First graphene, now this: Carbon is just the hottest element on the block these days. The 2010 Nobel Prize for Chemistry has just been awarded to three chemists who have come up with a technique that allows them to build carbon-based molecules as complex as those found in nature.
Mutant silkworms can produce miles of super-strong silk, in a new breakthrough that could lead to mass production of tough, flexible spider-silk material. Thanks to the efforts of these genetically modified spider-worms, along with spidergoats and spider-alfalfa, spider clothes may soon be upon us.
The U.S. may be years behind some European nations and China when it comes to taking advantage of solar power tech, but even global superpowers have to start somewhere. Secretary of the Interior Ken Salazar has approved the first large-scale solar energy projects to be built on public lands, a first step in unlocking the acres upon acres of federal and state managed real estate for clean energy production.
This animal, which lives more than a mile and a half below the ocean’s surface, is one of three potentially novel species of acorn worms discovered on a deep-sea expedition in June. Expedition participant Monty Priede and his team from Oceanlab at the University of Aberdeen in Scotland are currently analyzing the creature’s DNA while another member of the expedition,
Nicholas Holland, a marine biologist at the Scripps Institution of Oceanography in San Diego, compares specimens with two species of acorn worm already described.
The Empire State Building, arguably the world's most famous office tower, is 1,472 vertical feet of historic American real estate. It also contains 2.8 million square feet of office space, constructed to the energy efficiency standards of the early 1930s. So when Anthony Malkin took over management of the building several years ago, he also inherited an $11 million annual energy bill and a problem: How could he turn the iconic but aging building into a 21st-century office tower?
Now, a sweeping $13.4 million energy retrofit is slashing the Empire State Building's energy consumption by nearly 40 percent and reducing greenhouse gas emissions by 105,000 metric tons over the next 15 years while trimming $4.4 million from annual energy costs. We took a firsthand look at what such a massive and meaningful project looks like, starting in a nondescript corner of the fifth floor where the Empire State Building is turning two-decade-old glass into future dollars.
The first-ever Census of Marine Life was announced today, the result of ten years, more than 540 expeditions, 2,700 researchers, and 120,000 species documented (of which around 6,000 are new discoveries). And yes, before you ask: There is indeed a jellyfish that looks like Darth Vader's helmet.
That first early-morning look in the mirror may soon tell you a lot more about your state of being beyond the simple fact that you look like you could use another hour of sleep. A grad student in the Harvard-MIT Health Sciences and Technology program has figured out how to use low-cost, low-resolution off-the-shelf camera technology to measure a person's heart rate through imaging alone. The technology, which could soon also be measuring respiration rates and blood-oxygen levels as well as blood pressure, could make basic medical monitoring a continuous process throughout the day.

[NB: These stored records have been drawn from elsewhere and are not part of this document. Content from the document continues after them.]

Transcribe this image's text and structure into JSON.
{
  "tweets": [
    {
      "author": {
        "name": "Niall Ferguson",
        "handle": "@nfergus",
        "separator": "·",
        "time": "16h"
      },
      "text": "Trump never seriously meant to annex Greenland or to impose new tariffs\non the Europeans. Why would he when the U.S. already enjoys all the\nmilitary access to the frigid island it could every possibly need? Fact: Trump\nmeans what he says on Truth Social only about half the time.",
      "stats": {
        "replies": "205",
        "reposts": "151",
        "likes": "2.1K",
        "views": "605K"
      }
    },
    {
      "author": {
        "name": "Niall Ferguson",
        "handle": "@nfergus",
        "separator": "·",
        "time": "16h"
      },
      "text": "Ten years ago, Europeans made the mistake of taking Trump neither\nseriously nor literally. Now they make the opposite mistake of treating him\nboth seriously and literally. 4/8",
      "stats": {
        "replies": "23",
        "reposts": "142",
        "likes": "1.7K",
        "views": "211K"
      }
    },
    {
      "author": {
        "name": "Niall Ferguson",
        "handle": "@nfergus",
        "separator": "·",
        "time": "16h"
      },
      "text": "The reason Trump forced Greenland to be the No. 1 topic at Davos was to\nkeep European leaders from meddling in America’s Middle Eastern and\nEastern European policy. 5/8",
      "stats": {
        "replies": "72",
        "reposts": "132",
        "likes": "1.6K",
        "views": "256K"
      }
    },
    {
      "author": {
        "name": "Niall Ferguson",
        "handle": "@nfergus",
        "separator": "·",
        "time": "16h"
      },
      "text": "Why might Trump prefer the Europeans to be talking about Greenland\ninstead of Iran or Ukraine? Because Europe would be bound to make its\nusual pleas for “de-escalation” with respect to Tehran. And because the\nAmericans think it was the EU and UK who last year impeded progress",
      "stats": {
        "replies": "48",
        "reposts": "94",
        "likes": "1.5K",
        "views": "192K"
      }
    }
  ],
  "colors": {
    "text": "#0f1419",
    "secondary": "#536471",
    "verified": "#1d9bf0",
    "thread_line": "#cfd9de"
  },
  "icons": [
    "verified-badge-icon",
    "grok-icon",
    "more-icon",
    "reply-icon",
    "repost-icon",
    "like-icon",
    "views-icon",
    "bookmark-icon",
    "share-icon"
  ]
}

In particle physics, as in so many other parts of life, there are few things more useful than a trusty roll of tape.
Just before Labor Day, physicists working with Fermilab's Tevatron wrapped up a planned four-week accelerator shutdown and were looking forward to getting back to work. But pressure started building in the Tevatron's vacuum system, and experiments were halted while engineers isolated the problem. They found a faulty O-ring, which seals the vacuum between two superconducting magnets, according to an account on Fermilab Today.
Age-related memory loss—the kind where you remember friends from decades ago but can't remember your grandchildren—is largely a mystery, but a class of com-pounds used to treat cancer has given neuroscientists clues to its molecular underpinnings. Scientists also suspect that the compounds responsible for this insight, called histone deacetylase inhibitors, could significantly slow memory loss—perhaps for years.